It is nearly a week since the conclusion of our observance of the Jewish new year– Rosh Hashanah and Yom Kippur. The year 5773 in the Jewish calendar. In the bigger world there is a great deal going on– both terrible and hopeful; and there is much to reflect upon at this time of year, and much to grab hold of and make right in the year to come. We who believe, as I do, in tikkun olam, the Jewish concept and commandment of “repair of the world” have plenty of opportunities to fulfill that mitzvah, that commandment.
I love this time of year and I love the Jewish new year for many reasons. Perhaps because we are called upon to look at the world and at our own lives in all our messes and failings and at the same time to hold in our minds and hearts the complete beauty and goodness– of ourselves and of humanity and of the world. I like this kind of perspective. It is a big perspective and a demanding perspective, and I like that.

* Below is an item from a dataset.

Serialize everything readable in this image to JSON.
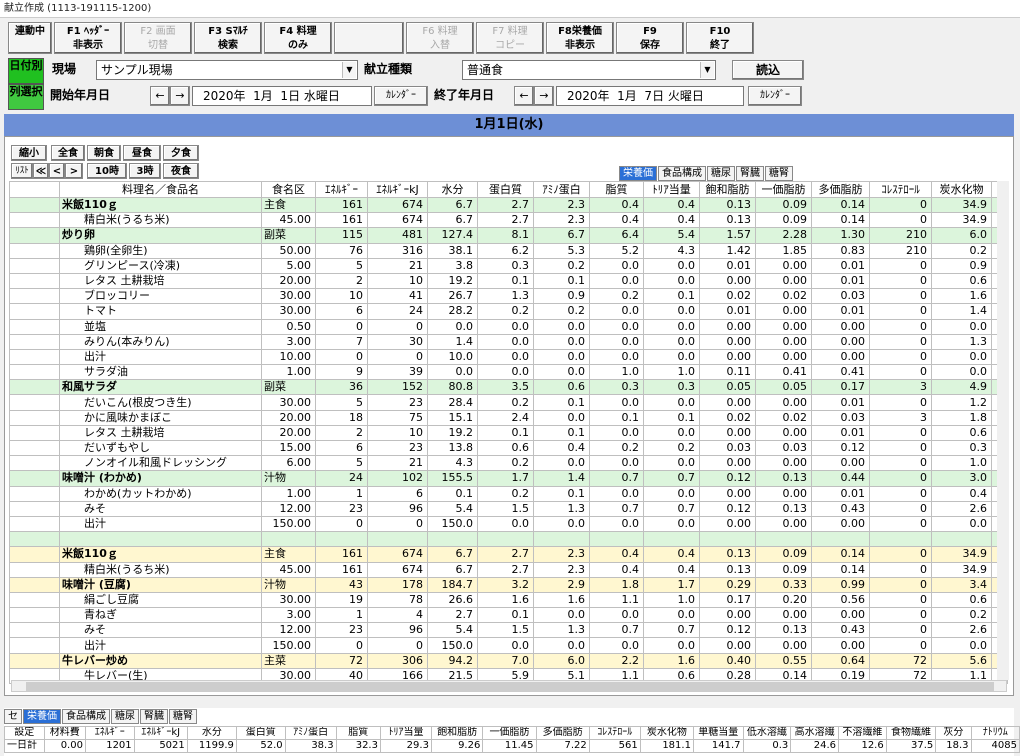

Among other things, it is not easy to carve out time to be a Jew if you live, as I do, in a secular world. In my current job, and in my daughter’s middle school– it was far more demanding (the work of carving out the time and space to observe the Jewish new year) than I can ever recall it being before– and it rattled me and angered me too. On Tuesday before Yom Kippur I started the day by writing eight separate notes to teachers and staff at my daughter’s school, so that my daughter wouldn’t get graded down, marked with unexcused absences etc.– because my failure to do so for Rosh Hashanah had created a mess that required a number of calls and emails to clean up. At work several things happened and I was running at top speed from 9:00 a.m. until I finally made my way out at 7:00 p.m. — after an exchange with my boss that I truly experienced as a miracle.
I left my work with barely enough time to change clothes and no time to eat a good meal which would be followed by a fast for the next 24 hours. I found my cell phone was broken and had trouble getting through to my family to say, “meet me downstairs with a change of clothes and we’ll go straight to synagogue.” It was a hard and bumpy observance in some ways because I was off my feet–exhausted, stressed out and late– but we made our way to our synagogue three times for Yom Kippur and I took in the beauty of an early fall day, of my community of Jews, of my daughter and partner. There was time to think and sing and grieve losses too.
I am late in writing this post, and I am late with other things too– but there is a new year ahead and I will find time to do things I want to do and to write. There is much more to write but right this moment, it is time–in this new year– for me to meet one of my biggest daily challenges, rest at the end of the day. Shanah Tovah– a good year. And good night for now.